An exact copy of every entry is required, minus the pictures.

**** RECORDS PROVIDED

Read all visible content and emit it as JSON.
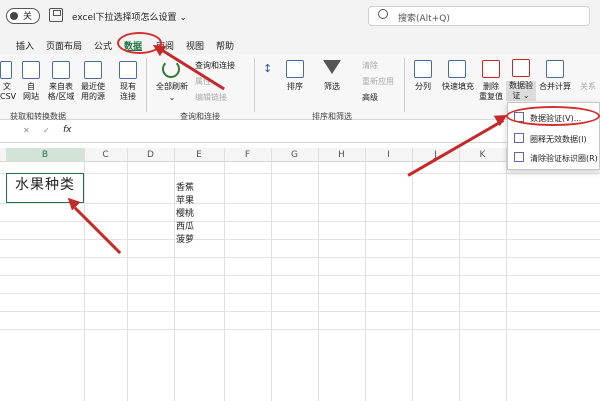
{
  "titlebar": {
    "toggle_label": "关",
    "doc_title": "excel下拉选择项怎么设置 ⌄",
    "search_placeholder": "搜索(Alt+Q)"
  },
  "tabs": [
    "插入",
    "页面布局",
    "公式",
    "数据",
    "审阅",
    "视图",
    "帮助"
  ],
  "ribbon": {
    "get_data": {
      "buttons": [
        {
          "label1": "文",
          "label2": "CSV"
        },
        {
          "label1": "自",
          "label2": "网站"
        },
        {
          "label1": "来自表",
          "label2": "格/区域"
        },
        {
          "label1": "最近使",
          "label2": "用的源"
        },
        {
          "label1": "现有",
          "label2": "连接"
        }
      ],
      "group_name": "获取和转换数据"
    },
    "queries": {
      "refresh_label": "全部刷新",
      "items": [
        "查询和连接",
        "属性",
        "编辑链接"
      ],
      "group_name": "查询和连接"
    },
    "sort_filter": {
      "sort_label": "排序",
      "filter_label": "筛选",
      "items": [
        "清除",
        "重新应用",
        "高级"
      ],
      "group_name": "排序和筛选"
    },
    "data_tools": {
      "buttons": [
        "分列",
        "快速填充",
        "删除",
        "重复值"
      ],
      "dv_label1": "数据验",
      "dv_label2": "证 ⌄",
      "consolidate": "合并计算",
      "relations": "关系"
    }
  },
  "formula_bar": {
    "cancel": "✕",
    "confirm": "✓",
    "fx": "fx"
  },
  "columns": [
    "B",
    "C",
    "D",
    "E",
    "F",
    "G",
    "H",
    "I",
    "J",
    "K"
  ],
  "cell_b2": "水果种类",
  "fruits": [
    "香蕉",
    "苹果",
    "樱桃",
    "西瓜",
    "菠萝"
  ],
  "dropdown": {
    "items": [
      "数据验证(V)...",
      "圈释无效数据(I)",
      "清除验证标识圈(R)"
    ]
  },
  "colors": {
    "accent": "#217346",
    "annotation": "#d32f2f"
  }
}
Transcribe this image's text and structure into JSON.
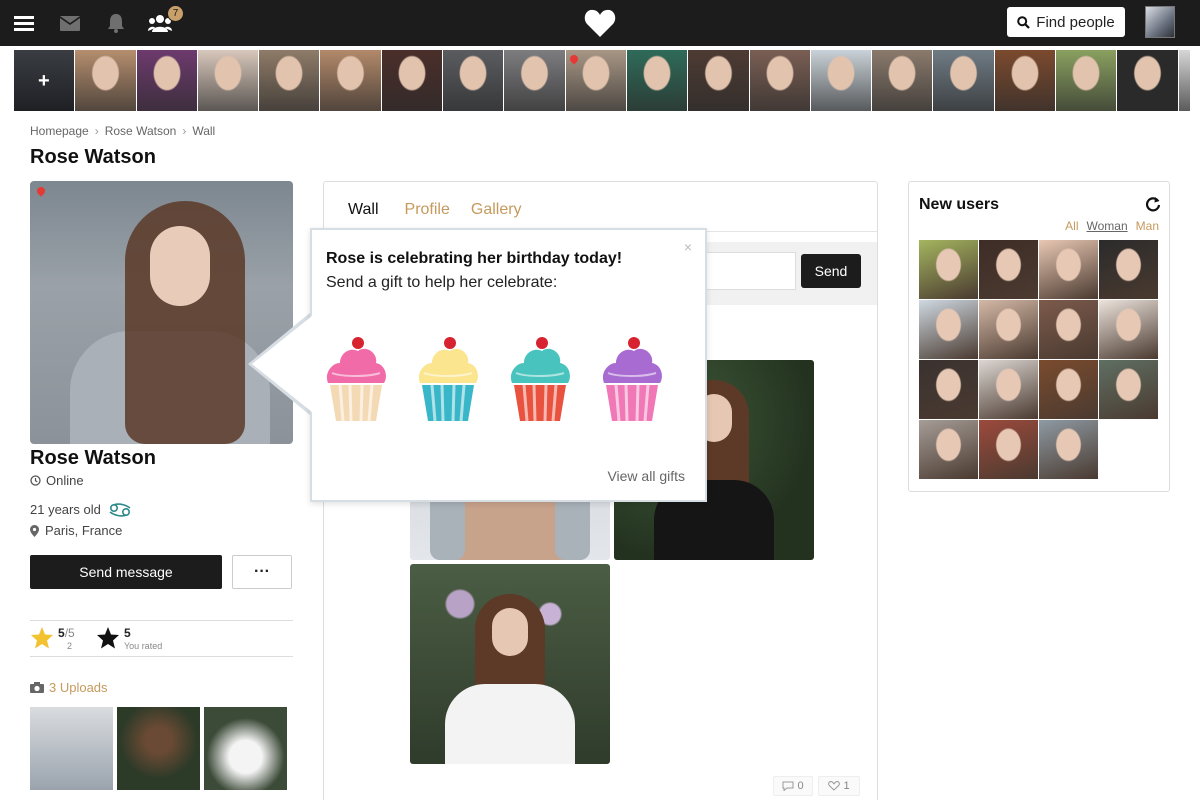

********

» **FINAL ANSWER**
Read all visible content and emit it as JSON.
{
  "titlebar": {
    "toggle_label": "关",
    "doc_title": "excel下拉选择项怎么设置 ⌄",
    "search_placeholder": "搜索(Alt+Q)"
  },
  "tabs": [
    "插入",
    "页面布局",
    "公式",
    "数据",
    "审阅",
    "视图",
    "帮助"
  ],
  "ribbon": {
    "get_data": {
      "buttons": [
        {
          "label1": "文",
          "label2": "CSV"
        },
        {
          "label1": "自",
          "label2": "网站"
        },
        {
          "label1": "来自表",
          "label2": "格/区域"
        },
        {
          "label1": "最近使",
          "label2": "用的源"
        },
        {
          "label1": "现有",
          "label2": "连接"
        }
      ],
      "group_name": "获取和转换数据"
    },
    "queries": {
      "refresh_label": "全部刷新",
      "items": [
        "查询和连接",
        "属性",
        "编辑链接"
      ],
      "group_name": "查询和连接"
    },
    "sort_filter": {
      "sort_label": "排序",
      "filter_label": "筛选",
      "items": [
        "清除",
        "重新应用",
        "高级"
      ],
      "group_name": "排序和筛选"
    },
    "data_tools": {
      "buttons": [
        "分列",
        "快速填充",
        "删除",
        "重复值"
      ],
      "dv_label1": "数据验",
      "dv_label2": "证 ⌄",
      "consolidate": "合并计算",
      "relations": "关系"
    }
  },
  "formula_bar": {
    "cancel": "✕",
    "confirm": "✓",
    "fx": "fx"
  },
  "columns": [
    "B",
    "C",
    "D",
    "E",
    "F",
    "G",
    "H",
    "I",
    "J",
    "K"
  ],
  "cell_b2": "水果种类",
  "fruits": [
    "香蕉",
    "苹果",
    "樱桃",
    "西瓜",
    "菠萝"
  ],
  "dropdown": {
    "items": [
      "数据验证(V)...",
      "圈释无效数据(I)",
      "清除验证标识圈(R)"
    ]
  },
  "colors": {
    "accent": "#217346",
    "annotation": "#d32f2f"
  }
}
Transcribe this image's text and structure into JSON.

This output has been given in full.